The Raghavendra Rathore label is a design house and not just a menswear custom tailoring brand. The 1,200 years of my ancestry are the foundation of my brand, but without the pomp and show that comes with it. We believe in understanding our customer holistically which requires us to dwell on a 360-degree design approach that is a complete lifestyle offering in terms of design. This encompasses all aspects of design, from fashion and products to corporate dressing and gifting. Fawad Khan’s look in the Bollywood movie Khoobsurat gives you a sense of the diversity of design that our work entails. Another crucial part of our services is designing customised weddings, which involves the décor, the groom’s wedding attire, invitation cards and menus, too!
We expect to have a better presence across India in the near future with a better selection and, more importantly, by emphasising the Raghavendra Rathore label as India’s first luxury heritage brand. We plan to continue to expand our portfolio of offerings and aim to become a one-stop solution for all bespoke wardrobe needs. Accordingly, we have recently launched a men’s jewellery line and are currently working on a handmade bespoke shoe collection.
India is on the cusp of recognising the value of design again. It was one of the most important aspects of ancient Indian life. But after the 1940s, a sudden setback—perhaps attributable to enforcement of the English view on design—changed the way we see design, causing us to lose our connect with our inherent design values. The last few years are a testament to the big change that fashion has seen, with the East meeting the Far West, and a sense of patriotism and ownership of Indian designs pervading the air. A sense of exclusive style and the urge to be modestly different and ahead of the pack by customising one’s look are the key elements that define the modern Indian man. A big departure from the conformist to the investigative or experimental individual is the trend of the decade. I have, for years, petitioned to have a Ministry of Design, a body that would be responsible for well-planned cities and products, and design, in general.
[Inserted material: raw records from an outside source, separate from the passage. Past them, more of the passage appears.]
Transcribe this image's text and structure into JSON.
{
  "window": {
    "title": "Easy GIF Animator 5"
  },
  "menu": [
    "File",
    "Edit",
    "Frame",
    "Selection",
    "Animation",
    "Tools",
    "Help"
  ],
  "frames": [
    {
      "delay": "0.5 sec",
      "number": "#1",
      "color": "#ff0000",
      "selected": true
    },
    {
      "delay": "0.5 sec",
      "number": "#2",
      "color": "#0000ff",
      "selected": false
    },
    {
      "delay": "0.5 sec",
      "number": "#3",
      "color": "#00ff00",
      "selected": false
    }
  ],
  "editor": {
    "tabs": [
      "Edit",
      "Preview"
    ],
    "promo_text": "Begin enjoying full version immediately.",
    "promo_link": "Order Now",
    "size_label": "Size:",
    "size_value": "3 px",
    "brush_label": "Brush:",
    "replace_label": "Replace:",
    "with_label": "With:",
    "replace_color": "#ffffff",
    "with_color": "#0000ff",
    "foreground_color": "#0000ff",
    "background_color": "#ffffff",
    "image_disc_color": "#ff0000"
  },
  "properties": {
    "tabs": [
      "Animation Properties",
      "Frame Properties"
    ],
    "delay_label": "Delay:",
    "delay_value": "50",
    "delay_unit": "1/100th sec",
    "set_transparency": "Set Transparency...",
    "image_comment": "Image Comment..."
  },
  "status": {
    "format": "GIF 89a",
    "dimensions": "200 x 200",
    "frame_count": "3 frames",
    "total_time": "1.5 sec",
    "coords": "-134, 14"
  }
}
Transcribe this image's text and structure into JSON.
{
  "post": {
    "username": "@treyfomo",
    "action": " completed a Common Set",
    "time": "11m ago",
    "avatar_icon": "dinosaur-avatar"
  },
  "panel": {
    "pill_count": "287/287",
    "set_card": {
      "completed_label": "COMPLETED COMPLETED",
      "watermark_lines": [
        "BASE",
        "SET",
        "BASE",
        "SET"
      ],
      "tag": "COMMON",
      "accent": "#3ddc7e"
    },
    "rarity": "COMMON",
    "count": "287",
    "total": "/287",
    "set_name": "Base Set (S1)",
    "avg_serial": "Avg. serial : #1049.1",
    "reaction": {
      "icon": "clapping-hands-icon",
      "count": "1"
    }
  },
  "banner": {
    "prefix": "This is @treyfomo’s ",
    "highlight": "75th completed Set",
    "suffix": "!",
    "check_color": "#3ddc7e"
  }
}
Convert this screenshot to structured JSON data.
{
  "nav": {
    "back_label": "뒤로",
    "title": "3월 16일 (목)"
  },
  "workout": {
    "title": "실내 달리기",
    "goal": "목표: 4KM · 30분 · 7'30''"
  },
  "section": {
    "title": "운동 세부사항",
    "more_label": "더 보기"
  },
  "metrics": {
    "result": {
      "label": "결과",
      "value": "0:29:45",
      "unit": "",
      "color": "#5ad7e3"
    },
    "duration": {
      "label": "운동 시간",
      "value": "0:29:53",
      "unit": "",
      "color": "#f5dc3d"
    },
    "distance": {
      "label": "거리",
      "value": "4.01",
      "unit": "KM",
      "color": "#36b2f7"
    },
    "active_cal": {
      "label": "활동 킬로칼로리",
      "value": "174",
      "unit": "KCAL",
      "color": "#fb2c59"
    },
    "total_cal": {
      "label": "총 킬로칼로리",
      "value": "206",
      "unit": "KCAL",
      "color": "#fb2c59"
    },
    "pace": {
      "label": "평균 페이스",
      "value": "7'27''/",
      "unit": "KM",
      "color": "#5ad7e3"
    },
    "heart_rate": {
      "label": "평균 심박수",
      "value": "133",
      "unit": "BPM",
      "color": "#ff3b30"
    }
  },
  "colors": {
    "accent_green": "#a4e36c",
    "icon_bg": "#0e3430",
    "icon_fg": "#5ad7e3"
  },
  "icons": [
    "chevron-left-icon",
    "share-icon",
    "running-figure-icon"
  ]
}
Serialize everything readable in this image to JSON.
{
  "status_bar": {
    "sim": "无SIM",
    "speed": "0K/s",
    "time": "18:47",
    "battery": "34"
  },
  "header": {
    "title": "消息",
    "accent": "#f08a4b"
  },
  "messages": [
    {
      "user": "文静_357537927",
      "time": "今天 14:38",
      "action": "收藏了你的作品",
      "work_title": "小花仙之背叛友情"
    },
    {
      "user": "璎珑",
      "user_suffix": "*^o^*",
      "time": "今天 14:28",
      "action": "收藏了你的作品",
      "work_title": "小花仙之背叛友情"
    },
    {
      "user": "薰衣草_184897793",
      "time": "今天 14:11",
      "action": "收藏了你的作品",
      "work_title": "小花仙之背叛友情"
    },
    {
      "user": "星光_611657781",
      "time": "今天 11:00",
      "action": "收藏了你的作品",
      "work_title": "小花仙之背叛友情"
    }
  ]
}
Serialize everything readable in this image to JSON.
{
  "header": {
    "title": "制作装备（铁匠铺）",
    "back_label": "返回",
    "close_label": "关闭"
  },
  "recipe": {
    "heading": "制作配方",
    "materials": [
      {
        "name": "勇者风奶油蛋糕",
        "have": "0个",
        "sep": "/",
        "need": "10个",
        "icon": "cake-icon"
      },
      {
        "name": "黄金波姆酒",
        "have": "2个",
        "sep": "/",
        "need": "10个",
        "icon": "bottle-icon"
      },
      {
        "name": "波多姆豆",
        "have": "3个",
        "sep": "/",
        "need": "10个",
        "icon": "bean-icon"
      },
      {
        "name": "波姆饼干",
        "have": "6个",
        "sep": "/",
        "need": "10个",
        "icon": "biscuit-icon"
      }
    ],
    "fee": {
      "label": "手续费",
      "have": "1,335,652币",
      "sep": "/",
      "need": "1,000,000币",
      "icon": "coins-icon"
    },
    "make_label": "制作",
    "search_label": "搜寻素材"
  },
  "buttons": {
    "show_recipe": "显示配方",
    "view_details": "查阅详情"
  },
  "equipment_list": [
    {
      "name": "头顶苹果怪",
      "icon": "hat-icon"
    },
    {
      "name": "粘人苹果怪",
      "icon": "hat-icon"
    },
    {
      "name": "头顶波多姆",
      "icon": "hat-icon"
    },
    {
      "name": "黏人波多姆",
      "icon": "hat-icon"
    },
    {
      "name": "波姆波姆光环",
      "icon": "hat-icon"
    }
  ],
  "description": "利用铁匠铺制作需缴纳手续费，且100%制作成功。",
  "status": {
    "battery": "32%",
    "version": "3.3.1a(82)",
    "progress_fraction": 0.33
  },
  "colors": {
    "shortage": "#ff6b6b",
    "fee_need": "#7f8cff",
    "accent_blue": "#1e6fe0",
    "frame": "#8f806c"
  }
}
The FDCI, which was set up by a handful of us almost two decades ago, gives better direction to the next generation of designers by offering them a platform to showcase their talents. Encouraging young talent to make the right decisions about their resources and working with them to improve their bottom lines has always been part of our brand ethos. For example, encouraging designers to associate with weavers in Varanasi is an important aspect of our present strategy.
We also work to empower hard-working NGOs and help them create and optimise business plans through collaborations. Most of these are dedicated to upliftment of women in Rajasthan. Another objective of the Raghavendra Rathore design team is to incorporate elements from these partner NGOs’ works into beautifully embroidered Jodhpur bandhgalas, waistcoats and kurtas for the quintessential socially-conscious man every season. Sharing our knowledge and providing the NGOs with the means to achieve financial and social stability eventually helps the bottom rung of society. Our facilities are located in Gurgaon and Jodhpur and employ over 80 karigars and tailors who specialise in various crafts.
Instead of experimenting with products on a public platform—the most dangerous aspect of building a brand—young designers need to nurture an exclusive style of their own and stick to their brand DNA. The biggest folly I see designers make is delve into what’s considered the season’s trend—say, for example, animal prints. Instead, they should focus on their brand identity
and innovate from the ground up. After all, today’s customers want to spend money not on the gimmicks that they see on ramps but in products that they believe in. ✲